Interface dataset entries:
• • • •

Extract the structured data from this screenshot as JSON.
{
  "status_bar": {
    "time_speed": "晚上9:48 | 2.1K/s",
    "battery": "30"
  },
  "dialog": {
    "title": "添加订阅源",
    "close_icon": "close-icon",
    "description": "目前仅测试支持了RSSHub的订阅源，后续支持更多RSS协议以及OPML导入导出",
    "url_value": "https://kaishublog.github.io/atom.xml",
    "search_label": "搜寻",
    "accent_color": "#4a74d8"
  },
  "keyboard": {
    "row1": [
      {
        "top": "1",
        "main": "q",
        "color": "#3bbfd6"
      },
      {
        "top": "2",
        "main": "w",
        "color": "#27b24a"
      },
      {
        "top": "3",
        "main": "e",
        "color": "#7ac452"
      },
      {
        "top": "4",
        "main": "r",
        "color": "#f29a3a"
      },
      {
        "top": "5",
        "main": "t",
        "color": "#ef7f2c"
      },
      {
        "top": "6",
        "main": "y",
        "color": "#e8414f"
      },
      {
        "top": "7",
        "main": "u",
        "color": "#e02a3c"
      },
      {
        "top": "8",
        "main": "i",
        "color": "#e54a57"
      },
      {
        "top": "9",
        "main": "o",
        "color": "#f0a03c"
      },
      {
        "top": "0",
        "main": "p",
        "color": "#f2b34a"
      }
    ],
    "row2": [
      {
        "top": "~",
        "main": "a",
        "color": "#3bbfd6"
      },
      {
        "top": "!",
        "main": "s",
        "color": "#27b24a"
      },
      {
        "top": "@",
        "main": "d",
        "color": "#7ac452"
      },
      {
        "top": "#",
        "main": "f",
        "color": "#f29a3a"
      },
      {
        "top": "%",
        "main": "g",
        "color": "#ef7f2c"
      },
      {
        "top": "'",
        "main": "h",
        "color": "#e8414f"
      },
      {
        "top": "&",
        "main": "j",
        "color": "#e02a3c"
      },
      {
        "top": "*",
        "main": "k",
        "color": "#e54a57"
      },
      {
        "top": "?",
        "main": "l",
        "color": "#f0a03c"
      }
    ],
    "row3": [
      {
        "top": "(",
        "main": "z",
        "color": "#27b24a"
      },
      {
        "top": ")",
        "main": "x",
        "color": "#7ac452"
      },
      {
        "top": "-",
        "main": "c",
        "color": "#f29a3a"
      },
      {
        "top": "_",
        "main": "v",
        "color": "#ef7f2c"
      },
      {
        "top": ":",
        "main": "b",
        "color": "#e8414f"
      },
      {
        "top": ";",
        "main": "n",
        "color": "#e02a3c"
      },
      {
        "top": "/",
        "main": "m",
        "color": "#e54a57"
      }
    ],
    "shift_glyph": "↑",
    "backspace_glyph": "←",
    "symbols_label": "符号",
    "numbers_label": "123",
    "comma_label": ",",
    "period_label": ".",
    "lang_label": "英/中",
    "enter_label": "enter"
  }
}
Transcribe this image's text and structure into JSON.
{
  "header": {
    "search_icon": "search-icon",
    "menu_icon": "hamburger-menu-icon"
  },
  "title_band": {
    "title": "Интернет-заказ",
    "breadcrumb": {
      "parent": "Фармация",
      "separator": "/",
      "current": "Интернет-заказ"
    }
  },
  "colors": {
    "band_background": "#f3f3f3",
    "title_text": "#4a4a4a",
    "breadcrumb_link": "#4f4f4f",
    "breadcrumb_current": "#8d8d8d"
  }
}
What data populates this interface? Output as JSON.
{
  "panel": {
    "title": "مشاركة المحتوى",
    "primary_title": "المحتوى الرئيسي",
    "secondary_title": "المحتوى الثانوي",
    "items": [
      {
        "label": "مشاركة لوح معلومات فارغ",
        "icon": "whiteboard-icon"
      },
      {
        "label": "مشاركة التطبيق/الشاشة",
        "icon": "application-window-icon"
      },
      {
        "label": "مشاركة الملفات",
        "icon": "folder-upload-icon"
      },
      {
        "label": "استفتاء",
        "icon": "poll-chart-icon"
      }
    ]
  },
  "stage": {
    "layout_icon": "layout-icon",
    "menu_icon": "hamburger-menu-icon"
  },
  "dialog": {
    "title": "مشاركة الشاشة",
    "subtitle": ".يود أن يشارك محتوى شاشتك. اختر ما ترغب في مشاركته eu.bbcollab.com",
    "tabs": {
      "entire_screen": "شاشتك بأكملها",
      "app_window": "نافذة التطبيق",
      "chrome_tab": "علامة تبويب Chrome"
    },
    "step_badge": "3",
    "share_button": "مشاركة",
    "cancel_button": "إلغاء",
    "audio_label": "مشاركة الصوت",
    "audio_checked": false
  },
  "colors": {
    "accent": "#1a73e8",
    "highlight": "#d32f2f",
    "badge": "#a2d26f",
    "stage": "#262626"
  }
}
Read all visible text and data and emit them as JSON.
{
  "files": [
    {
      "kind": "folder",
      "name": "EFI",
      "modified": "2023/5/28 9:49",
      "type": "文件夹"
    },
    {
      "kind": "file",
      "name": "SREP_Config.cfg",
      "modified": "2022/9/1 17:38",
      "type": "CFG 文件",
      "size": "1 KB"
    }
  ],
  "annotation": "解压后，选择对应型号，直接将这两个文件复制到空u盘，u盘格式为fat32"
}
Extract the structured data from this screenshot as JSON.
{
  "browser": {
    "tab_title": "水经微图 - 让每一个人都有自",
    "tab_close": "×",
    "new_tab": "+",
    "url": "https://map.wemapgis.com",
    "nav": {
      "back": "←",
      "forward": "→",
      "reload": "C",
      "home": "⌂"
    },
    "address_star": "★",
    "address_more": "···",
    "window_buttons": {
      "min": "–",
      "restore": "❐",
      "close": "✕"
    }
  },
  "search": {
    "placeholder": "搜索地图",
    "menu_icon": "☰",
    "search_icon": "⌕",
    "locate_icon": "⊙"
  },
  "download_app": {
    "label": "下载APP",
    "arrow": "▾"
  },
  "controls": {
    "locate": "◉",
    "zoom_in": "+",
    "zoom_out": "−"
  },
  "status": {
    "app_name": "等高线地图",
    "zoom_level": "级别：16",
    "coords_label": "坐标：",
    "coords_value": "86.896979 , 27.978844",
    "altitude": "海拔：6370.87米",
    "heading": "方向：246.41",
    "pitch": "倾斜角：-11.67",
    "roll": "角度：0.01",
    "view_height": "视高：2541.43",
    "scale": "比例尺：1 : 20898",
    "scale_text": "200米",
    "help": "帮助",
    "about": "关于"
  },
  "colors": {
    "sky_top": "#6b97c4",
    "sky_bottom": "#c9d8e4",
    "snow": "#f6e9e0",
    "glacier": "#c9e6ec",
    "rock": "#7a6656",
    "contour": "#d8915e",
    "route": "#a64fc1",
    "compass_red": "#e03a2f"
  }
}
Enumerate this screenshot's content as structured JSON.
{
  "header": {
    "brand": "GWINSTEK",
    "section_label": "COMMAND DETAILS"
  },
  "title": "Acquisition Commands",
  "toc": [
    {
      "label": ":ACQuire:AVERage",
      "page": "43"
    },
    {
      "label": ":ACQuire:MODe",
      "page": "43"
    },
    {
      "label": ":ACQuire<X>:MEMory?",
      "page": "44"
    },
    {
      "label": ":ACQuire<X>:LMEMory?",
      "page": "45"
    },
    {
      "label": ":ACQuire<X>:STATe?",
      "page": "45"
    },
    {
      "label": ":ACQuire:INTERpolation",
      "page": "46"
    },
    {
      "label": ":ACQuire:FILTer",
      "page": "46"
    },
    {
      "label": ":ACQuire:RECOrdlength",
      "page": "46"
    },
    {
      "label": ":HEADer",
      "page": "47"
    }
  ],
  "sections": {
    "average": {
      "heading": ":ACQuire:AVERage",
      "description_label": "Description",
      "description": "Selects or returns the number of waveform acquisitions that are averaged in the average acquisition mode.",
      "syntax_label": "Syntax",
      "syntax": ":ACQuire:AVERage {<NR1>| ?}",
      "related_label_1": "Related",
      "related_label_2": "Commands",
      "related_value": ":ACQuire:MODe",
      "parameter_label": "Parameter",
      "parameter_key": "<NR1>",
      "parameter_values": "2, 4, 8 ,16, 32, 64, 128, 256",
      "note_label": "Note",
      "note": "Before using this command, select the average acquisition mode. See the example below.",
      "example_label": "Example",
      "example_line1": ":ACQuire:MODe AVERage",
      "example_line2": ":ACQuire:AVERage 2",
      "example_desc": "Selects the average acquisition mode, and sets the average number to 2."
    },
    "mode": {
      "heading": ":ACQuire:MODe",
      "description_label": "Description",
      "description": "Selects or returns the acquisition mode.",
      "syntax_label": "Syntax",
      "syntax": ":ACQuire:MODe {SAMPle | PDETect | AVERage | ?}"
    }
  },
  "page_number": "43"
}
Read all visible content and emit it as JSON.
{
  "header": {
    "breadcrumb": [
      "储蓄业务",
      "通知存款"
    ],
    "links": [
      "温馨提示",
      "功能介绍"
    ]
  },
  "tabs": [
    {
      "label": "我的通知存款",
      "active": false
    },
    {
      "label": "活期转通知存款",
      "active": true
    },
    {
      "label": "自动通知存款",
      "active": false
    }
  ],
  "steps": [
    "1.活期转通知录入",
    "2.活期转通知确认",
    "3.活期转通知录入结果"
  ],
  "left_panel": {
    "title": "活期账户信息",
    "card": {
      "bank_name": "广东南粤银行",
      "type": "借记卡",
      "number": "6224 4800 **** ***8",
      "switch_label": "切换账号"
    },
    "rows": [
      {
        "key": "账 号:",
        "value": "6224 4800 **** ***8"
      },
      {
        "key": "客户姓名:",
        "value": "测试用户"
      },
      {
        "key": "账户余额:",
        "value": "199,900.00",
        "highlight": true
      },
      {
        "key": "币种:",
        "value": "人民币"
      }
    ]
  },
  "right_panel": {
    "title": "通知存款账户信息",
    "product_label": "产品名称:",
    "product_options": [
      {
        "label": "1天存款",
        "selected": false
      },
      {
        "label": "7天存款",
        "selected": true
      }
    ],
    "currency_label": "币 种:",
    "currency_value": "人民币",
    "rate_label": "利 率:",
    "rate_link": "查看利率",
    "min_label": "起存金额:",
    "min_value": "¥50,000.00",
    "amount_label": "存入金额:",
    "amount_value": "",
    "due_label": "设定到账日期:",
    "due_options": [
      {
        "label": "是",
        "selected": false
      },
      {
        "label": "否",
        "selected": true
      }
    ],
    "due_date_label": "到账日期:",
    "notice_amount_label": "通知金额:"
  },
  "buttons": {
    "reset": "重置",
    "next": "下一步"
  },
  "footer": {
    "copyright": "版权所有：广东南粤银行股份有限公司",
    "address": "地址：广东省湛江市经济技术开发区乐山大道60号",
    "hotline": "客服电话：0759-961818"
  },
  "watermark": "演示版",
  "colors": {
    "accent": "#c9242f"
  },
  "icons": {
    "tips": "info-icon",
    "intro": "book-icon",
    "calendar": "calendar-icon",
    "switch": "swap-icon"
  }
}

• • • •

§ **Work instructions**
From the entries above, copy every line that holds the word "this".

§ **Task response**
Extract the structured data from this screenshot as JSON.
Transcribe this image's text and structure into JSON.
What data populates this interface? Output as JSON.
Extract the structured data from this screenshot as JSON.
Enumerate this screenshot's content as structured JSON.
      "note": "Before using this command, select the average acquisition mode. See the example below.",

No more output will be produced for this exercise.